Everyone has had college instructors who they thought were excellent and those who were not. In pondering what attributes might have made the difference between these groups, the idea of "humor" came to mind, setting the researcher on course to study the research question "What role does humor in the higher education classroom play in student-perceived instructor effectiveness?"

A qualitative approach to acquiring data was chosen. An entry-level history class led by a college instructor at a major Midwestern university known for his sense of humor was selected. Nine students were given a survey on instructor effectiveness; five of the survey respondents were chosen for a series of three, 30-45 minute interviews to discuss the research question topic, i.e., the role humor plays in the higher education classroom.
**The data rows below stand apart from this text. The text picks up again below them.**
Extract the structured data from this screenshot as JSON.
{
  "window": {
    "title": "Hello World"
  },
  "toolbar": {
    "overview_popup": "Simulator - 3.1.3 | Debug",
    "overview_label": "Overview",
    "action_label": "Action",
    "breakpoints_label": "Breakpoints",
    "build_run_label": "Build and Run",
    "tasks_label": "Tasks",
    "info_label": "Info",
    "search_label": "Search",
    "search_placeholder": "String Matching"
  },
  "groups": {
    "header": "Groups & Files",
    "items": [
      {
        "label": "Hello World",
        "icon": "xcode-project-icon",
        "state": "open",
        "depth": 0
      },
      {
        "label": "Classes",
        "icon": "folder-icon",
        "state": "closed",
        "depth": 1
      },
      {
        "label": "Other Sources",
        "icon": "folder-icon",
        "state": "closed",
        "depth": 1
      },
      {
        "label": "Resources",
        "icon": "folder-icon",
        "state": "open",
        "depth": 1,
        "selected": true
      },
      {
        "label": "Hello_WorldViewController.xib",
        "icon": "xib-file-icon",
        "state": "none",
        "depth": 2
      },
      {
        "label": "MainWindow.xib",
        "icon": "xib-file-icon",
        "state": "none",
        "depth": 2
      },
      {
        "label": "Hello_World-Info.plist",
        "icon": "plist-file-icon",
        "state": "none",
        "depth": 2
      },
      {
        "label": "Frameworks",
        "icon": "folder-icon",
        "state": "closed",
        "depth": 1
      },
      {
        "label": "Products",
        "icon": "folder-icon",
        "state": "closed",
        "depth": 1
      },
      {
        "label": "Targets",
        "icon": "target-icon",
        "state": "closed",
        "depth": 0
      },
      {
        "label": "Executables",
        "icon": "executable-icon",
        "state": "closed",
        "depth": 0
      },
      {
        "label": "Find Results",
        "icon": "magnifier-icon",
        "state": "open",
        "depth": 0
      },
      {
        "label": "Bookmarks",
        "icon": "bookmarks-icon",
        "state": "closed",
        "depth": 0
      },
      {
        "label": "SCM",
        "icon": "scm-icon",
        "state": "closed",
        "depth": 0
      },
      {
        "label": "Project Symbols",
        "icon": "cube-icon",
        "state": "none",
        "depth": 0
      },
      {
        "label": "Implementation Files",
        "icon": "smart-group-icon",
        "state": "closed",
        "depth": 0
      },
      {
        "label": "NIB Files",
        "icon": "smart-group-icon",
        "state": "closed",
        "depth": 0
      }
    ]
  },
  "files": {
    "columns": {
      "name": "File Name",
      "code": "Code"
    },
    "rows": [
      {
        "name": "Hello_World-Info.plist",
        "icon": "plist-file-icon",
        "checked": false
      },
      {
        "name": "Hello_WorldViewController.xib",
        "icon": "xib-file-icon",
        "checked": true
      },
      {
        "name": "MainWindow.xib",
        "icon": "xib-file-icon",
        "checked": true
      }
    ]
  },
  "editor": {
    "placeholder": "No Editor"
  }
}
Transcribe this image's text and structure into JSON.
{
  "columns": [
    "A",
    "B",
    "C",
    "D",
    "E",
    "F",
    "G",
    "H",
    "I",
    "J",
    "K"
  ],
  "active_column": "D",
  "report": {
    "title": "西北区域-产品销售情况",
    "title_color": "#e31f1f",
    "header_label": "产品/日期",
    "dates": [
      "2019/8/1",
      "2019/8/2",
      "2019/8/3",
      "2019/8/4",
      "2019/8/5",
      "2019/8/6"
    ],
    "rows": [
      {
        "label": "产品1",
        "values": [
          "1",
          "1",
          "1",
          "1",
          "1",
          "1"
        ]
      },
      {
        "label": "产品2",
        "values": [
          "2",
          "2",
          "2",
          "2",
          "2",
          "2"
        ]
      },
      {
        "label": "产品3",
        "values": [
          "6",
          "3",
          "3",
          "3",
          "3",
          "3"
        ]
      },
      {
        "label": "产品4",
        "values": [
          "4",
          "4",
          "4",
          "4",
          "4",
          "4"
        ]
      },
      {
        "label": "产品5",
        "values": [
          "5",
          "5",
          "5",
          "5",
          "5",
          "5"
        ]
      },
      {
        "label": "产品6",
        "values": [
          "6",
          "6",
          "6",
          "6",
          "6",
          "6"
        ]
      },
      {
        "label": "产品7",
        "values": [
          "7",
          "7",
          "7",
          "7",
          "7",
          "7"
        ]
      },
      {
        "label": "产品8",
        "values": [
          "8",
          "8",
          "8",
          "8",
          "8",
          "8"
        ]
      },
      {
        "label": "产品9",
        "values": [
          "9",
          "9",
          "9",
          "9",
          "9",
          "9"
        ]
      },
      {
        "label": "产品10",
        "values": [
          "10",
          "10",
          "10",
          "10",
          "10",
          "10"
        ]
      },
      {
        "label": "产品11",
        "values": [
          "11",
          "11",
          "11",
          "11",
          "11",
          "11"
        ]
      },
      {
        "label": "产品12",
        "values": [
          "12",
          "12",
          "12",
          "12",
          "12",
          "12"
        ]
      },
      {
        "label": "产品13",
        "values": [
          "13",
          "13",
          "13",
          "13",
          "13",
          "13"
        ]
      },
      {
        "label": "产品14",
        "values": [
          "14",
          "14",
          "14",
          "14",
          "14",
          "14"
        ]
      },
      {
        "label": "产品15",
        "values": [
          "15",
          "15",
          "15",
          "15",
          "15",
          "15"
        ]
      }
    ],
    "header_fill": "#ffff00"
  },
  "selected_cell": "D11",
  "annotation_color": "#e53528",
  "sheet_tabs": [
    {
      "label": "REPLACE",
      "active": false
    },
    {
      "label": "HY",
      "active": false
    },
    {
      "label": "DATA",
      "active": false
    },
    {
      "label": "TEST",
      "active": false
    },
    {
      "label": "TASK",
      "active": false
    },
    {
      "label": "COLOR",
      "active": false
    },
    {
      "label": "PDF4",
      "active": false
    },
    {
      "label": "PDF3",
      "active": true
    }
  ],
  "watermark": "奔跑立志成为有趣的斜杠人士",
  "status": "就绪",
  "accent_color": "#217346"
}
The goal was to hear what students actually had to say about the importance of humor in their classrooms.

In reviewing the extant literature, it was found that many books and dissertations wrote about humor and education but were typically anecdotal and prescriptive in nature with little or no research backing. While studies about humor and education could be found, a large number of them were concerned with primary and secondary school settings. Of all the studies a very small number of these listened to the voice of the student. As a majority of the extant literature focused on a lecture-based, teacher-centric, large-classroom educational paradigm, this study chose that model as well as a basis for analysis to be able to be able to compare and contrast findings and data points with this literature.

A number of studies showed affirmatively the link between humor and education, pointing out that that humor helps create a learning-conducive environment helping students retain classroom subject matter, i.e., learn better.

The results of the survey and interviews aligned with a majority of the extant literature that humor did indeed play an important role in the efficacy of their instructors by creating this learning-conducive environment, where the atmosphere was less stressful, where questions could be asked without fear, and information would be better and longer retained.